ACTION ITEM |
Search the records below for the word "user" and show every line where it occurs.

◆ ◆ ◆ ◆ ◆

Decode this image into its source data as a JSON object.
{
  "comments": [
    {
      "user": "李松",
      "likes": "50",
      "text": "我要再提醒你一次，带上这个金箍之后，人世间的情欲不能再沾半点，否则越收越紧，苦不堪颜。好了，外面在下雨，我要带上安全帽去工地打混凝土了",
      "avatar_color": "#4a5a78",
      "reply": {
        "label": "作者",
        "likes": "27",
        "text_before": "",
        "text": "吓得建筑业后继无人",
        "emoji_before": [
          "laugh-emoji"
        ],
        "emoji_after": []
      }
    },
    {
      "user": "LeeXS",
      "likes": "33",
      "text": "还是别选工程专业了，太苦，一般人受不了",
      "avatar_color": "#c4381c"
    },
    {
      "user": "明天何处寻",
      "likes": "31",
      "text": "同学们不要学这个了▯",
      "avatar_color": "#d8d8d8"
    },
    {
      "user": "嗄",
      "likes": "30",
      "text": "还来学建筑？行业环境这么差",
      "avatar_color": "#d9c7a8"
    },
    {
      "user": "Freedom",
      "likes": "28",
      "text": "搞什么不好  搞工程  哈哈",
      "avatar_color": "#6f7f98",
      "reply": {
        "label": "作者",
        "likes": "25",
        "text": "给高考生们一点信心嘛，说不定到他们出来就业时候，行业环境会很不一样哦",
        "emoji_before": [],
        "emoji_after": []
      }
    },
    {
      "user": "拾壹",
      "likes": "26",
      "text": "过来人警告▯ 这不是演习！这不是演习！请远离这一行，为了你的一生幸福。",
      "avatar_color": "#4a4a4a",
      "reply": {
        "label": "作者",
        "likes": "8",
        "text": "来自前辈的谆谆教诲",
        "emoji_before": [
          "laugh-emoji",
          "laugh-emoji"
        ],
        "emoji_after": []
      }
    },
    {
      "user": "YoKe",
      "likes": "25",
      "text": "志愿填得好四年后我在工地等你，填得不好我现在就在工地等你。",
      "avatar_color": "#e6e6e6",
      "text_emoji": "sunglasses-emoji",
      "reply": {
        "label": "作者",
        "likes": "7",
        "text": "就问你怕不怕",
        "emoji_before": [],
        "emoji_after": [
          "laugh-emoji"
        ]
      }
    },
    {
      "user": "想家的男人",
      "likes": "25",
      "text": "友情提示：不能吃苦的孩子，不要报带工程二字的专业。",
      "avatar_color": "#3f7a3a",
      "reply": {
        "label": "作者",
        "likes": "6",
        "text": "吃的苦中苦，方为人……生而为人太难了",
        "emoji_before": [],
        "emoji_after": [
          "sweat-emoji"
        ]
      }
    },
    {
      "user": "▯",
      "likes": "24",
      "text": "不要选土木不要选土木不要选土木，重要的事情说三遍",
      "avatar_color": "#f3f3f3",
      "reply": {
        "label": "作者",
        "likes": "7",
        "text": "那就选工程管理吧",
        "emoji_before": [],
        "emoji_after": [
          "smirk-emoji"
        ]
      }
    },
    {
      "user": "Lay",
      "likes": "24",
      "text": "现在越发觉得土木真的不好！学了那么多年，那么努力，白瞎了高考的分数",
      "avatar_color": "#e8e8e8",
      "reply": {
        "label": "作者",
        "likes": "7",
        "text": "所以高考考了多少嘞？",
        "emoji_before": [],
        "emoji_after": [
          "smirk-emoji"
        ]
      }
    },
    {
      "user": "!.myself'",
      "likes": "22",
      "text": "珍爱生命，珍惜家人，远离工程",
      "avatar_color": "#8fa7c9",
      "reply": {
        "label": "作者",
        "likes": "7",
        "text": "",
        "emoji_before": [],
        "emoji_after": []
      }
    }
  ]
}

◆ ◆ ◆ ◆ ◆

SOLVED PROBLEM |
      "user": "李松",
      "user": "LeeXS",
      "user": "明天何处寻",
      "user": "嗄",
      "user": "Freedom",
      "user": "拾壹",
      "user": "YoKe",
      "user": "想家的男人",
      "user": "▯",
      "user": "Lay",
      "user": "!.myself'",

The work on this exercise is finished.